_Data section_
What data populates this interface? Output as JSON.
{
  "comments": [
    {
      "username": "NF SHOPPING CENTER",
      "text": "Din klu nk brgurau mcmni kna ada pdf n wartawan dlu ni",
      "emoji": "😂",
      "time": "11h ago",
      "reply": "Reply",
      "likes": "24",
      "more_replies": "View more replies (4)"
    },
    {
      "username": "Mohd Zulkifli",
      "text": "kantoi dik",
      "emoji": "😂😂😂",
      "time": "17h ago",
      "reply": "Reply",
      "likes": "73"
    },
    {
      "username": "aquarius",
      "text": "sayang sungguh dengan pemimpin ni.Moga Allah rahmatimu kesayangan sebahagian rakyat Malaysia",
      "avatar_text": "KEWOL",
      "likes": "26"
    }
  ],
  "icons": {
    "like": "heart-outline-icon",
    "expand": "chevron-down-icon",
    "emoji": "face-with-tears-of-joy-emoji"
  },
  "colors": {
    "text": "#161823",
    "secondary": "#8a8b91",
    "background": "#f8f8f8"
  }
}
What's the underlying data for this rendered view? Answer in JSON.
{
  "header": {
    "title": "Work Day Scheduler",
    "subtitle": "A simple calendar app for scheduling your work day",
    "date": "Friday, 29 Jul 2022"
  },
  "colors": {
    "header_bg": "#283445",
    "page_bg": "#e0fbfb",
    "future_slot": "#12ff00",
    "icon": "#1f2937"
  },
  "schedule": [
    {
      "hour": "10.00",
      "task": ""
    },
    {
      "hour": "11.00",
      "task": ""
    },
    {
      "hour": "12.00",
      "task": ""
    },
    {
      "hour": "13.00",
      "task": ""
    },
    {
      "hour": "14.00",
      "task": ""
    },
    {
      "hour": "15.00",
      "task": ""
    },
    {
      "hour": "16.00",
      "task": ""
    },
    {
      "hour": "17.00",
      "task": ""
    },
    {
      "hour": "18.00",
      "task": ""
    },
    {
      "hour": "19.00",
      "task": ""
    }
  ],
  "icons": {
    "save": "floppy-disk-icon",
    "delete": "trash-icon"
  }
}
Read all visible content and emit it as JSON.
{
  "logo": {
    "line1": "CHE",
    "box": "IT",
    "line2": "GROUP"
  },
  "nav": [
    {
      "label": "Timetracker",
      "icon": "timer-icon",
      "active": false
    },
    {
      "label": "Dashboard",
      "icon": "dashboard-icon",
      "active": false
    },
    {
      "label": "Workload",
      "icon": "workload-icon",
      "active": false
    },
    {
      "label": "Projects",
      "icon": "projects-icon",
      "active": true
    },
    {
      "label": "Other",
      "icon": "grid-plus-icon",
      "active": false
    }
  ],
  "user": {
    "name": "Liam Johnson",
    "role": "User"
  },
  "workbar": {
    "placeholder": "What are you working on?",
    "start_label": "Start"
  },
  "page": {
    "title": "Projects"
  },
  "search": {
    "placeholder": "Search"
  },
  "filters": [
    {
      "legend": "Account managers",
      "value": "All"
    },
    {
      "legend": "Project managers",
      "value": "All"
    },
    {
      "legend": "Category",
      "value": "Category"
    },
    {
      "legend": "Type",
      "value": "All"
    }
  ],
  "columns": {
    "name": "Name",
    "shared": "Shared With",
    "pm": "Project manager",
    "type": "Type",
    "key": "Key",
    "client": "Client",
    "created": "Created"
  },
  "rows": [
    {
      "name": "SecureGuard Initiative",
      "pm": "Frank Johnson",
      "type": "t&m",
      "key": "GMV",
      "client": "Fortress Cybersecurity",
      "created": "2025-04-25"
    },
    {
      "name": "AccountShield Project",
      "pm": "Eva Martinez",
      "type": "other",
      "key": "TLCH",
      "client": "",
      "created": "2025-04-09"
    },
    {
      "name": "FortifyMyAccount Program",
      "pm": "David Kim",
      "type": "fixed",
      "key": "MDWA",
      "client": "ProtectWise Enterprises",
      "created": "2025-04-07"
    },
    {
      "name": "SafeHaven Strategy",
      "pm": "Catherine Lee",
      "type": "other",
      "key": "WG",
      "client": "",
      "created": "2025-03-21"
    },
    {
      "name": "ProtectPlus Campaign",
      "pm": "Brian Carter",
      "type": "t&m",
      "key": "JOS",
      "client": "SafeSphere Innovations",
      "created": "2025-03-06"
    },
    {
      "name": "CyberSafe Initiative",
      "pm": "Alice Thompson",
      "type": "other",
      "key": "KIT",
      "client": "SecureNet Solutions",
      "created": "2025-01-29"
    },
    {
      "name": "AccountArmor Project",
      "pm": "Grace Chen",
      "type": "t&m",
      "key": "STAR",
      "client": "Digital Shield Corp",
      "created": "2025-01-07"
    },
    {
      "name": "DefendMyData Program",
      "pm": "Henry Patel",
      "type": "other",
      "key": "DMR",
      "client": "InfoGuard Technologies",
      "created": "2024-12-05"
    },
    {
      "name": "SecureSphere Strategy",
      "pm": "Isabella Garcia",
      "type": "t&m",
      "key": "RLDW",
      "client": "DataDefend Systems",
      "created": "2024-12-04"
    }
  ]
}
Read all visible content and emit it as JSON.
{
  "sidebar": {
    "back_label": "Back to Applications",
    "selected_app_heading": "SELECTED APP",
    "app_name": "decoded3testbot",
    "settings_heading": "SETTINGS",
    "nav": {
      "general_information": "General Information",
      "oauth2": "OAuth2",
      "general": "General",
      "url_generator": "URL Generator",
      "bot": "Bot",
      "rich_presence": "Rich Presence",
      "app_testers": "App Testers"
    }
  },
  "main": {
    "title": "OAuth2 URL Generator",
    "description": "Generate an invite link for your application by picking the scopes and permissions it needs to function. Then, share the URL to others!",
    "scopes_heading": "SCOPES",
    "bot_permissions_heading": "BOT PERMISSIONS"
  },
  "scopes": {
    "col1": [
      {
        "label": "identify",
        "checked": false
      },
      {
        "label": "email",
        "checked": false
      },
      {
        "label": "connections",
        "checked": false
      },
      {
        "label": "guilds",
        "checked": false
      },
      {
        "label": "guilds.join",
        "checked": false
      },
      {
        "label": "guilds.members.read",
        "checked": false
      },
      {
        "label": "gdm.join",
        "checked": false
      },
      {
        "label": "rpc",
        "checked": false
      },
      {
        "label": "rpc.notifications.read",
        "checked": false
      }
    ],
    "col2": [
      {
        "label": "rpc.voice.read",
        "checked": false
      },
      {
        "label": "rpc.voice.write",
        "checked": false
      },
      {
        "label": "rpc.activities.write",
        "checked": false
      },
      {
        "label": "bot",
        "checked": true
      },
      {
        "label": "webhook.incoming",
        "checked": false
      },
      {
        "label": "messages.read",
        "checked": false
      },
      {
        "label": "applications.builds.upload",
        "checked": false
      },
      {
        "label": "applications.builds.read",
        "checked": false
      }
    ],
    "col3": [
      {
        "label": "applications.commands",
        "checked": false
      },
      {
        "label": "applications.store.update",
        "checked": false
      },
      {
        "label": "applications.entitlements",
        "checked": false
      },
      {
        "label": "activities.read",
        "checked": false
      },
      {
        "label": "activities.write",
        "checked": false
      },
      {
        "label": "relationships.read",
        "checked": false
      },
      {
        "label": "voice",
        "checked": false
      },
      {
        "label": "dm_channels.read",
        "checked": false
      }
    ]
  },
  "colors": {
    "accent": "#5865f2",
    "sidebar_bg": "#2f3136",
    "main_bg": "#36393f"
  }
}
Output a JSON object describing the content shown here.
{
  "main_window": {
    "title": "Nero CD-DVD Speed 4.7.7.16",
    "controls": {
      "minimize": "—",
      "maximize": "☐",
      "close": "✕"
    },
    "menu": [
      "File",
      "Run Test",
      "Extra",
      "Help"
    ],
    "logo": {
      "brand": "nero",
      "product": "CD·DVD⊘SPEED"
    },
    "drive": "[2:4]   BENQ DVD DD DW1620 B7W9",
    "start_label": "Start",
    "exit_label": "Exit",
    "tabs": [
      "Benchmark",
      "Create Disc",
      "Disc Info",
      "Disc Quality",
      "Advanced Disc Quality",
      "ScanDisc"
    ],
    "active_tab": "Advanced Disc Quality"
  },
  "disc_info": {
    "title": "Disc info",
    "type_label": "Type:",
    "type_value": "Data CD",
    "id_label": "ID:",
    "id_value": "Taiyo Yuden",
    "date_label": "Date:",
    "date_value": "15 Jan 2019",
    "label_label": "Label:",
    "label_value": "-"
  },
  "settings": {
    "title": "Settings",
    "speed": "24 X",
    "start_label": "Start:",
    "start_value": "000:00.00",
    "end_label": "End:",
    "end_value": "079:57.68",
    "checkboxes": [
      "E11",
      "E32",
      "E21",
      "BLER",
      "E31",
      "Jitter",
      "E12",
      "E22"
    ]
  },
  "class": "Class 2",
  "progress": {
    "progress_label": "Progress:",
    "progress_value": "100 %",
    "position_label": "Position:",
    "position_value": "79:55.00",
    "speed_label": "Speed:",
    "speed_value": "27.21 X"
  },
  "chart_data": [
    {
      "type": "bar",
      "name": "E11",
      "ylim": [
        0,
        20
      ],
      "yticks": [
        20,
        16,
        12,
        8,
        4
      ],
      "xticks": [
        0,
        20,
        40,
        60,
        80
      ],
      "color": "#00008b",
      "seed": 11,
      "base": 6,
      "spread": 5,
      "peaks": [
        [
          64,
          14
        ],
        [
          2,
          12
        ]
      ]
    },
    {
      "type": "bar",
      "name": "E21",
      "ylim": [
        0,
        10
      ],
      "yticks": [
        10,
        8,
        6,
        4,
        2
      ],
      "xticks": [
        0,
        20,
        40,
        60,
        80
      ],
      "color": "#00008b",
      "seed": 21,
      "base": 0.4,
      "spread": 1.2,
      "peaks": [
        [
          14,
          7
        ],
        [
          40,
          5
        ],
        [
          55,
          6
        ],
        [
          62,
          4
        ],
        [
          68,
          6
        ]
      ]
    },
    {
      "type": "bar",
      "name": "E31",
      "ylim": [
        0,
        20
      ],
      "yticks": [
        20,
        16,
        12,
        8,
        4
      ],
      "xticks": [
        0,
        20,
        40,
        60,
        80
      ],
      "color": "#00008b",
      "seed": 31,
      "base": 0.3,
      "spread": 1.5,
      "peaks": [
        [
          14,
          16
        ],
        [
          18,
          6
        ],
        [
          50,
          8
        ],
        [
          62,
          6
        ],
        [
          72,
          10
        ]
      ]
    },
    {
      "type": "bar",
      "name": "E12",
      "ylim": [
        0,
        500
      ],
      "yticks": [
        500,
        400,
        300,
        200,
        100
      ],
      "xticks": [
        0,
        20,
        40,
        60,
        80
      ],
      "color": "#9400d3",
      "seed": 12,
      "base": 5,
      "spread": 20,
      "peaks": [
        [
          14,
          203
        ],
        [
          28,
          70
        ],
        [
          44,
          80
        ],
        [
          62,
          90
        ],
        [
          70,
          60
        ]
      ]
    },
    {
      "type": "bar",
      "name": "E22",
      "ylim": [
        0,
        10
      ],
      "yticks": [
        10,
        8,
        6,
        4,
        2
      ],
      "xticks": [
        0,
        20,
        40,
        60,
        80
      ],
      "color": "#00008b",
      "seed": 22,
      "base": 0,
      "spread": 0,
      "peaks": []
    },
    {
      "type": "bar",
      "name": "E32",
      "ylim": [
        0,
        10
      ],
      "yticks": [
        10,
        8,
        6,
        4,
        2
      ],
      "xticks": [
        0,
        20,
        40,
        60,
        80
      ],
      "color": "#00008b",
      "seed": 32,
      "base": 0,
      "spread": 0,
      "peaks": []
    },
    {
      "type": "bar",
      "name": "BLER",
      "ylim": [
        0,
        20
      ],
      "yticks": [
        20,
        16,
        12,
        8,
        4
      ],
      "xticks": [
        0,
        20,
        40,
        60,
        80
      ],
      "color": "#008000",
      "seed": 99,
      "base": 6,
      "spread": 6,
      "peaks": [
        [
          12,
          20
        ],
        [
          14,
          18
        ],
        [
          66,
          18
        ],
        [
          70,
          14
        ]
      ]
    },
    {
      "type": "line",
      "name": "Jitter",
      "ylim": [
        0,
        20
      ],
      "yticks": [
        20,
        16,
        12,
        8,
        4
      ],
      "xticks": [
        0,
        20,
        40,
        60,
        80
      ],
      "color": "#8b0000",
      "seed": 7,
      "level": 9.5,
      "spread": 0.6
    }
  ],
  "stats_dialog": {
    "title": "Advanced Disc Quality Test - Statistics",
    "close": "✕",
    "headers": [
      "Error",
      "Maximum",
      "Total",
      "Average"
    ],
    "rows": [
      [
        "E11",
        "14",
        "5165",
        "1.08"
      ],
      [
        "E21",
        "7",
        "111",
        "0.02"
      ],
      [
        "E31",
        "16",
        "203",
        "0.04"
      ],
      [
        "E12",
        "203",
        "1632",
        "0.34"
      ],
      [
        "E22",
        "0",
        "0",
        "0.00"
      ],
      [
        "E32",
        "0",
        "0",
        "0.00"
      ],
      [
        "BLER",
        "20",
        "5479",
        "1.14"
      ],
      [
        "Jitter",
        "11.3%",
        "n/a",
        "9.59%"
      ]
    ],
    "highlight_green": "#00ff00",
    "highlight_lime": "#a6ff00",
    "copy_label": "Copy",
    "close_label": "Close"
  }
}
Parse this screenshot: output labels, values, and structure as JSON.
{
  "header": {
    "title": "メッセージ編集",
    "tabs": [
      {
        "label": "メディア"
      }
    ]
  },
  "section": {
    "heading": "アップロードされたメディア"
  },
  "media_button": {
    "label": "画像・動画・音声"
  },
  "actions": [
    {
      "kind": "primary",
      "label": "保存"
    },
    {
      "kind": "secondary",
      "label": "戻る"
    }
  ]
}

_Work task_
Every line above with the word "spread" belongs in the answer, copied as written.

_Written response_
      "spread": 5,
      "spread": 1.2,
      "spread": 1.5,
      "spread": 20,
      "spread": 0,
      "spread": 0,
      "spread": 6,
      "spread": 0.6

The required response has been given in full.